Return the records below word for word.

Data in this exercise below:

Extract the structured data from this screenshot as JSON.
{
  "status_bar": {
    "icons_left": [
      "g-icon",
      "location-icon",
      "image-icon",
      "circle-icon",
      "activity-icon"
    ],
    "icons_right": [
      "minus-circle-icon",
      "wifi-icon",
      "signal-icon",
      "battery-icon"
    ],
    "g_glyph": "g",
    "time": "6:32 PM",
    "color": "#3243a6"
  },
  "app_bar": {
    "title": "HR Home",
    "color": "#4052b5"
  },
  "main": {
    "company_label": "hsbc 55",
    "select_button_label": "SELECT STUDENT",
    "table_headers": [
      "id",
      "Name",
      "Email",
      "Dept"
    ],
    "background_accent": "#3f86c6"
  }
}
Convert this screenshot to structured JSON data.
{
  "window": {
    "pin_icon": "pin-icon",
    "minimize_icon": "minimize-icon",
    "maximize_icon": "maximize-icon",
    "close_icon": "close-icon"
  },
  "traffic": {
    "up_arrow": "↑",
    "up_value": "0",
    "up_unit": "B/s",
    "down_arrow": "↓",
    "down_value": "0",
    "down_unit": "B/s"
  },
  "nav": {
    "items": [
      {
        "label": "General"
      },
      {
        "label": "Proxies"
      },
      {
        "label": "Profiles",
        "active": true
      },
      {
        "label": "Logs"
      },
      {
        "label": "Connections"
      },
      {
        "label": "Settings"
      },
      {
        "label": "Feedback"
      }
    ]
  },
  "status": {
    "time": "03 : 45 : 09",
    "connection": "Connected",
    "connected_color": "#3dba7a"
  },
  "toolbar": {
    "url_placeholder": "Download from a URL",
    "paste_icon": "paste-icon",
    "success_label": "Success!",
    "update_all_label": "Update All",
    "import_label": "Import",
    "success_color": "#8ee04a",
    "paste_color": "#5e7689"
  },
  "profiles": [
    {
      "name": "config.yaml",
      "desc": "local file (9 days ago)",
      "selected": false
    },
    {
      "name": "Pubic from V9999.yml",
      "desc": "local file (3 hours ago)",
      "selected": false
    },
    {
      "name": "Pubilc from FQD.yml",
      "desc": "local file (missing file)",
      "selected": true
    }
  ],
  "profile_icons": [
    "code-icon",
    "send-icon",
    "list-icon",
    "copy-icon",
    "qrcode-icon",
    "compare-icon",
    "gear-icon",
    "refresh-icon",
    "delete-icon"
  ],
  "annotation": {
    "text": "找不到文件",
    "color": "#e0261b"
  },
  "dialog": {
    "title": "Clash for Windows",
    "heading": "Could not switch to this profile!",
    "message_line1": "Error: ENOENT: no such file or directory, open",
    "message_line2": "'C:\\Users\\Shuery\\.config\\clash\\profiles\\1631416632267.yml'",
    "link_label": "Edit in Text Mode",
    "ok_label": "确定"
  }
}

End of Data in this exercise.

**Response to the task:**
Extract the structured data from this screenshot as JSON.
{
  "status_bar": {
    "icons_left": [
      "g-icon",
      "location-icon",
      "image-icon",
      "circle-icon",
      "activity-icon"
    ],
    "icons_right": [
      "minus-circle-icon",
      "wifi-icon",
      "signal-icon",
      "battery-icon"
    ],
    "g_glyph": "g",
    "time": "6:32 PM",
    "color": "#3243a6"
  },
  "app_bar": {
    "title": "HR Home",
    "color": "#4052b5"
  },
  "main": {
    "company_label": "hsbc 55",
    "select_button_label": "SELECT STUDENT",
    "table_headers": [
      "id",
      "Name",
      "Email",
      "Dept"
    ],
    "background_accent": "#3f86c6"
  }
}
Convert this screenshot to structured JSON data.
{
  "window": {
    "pin_icon": "pin-icon",
    "minimize_icon": "minimize-icon",
    "maximize_icon": "maximize-icon",
    "close_icon": "close-icon"
  },
  "traffic": {
    "up_arrow": "↑",
    "up_value": "0",
    "up_unit": "B/s",
    "down_arrow": "↓",
    "down_value": "0",
    "down_unit": "B/s"
  },
  "nav": {
    "items": [
      {
        "label": "General"
      },
      {
        "label": "Proxies"
      },
      {
        "label": "Profiles",
        "active": true
      },
      {
        "label": "Logs"
      },
      {
        "label": "Connections"
      },
      {
        "label": "Settings"
      },
      {
        "label": "Feedback"
      }
    ]
  },
  "status": {
    "time": "03 : 45 : 09",
    "connection": "Connected",
    "connected_color": "#3dba7a"
  },
  "toolbar": {
    "url_placeholder": "Download from a URL",
    "paste_icon": "paste-icon",
    "success_label": "Success!",
    "update_all_label": "Update All",
    "import_label": "Import",
    "success_color": "#8ee04a",
    "paste_color": "#5e7689"
  },
  "profiles": [
    {
      "name": "config.yaml",
      "desc": "local file (9 days ago)",
      "selected": false
    },
    {
      "name": "Pubic from V9999.yml",
      "desc": "local file (3 hours ago)",
      "selected": false
    },
    {
      "name": "Pubilc from FQD.yml",
      "desc": "local file (missing file)",
      "selected": true
    }
  ],
  "profile_icons": [
    "code-icon",
    "send-icon",
    "list-icon",
    "copy-icon",
    "qrcode-icon",
    "compare-icon",
    "gear-icon",
    "refresh-icon",
    "delete-icon"
  ],
  "annotation": {
    "text": "找不到文件",
    "color": "#e0261b"
  },
  "dialog": {
    "title": "Clash for Windows",
    "heading": "Could not switch to this profile!",
    "message_line1": "Error: ENOENT: no such file or directory, open",
    "message_line2": "'C:\\Users\\Shuery\\.config\\clash\\profiles\\1631416632267.yml'",
    "link_label": "Edit in Text Mode",
    "ok_label": "确定"
  }
}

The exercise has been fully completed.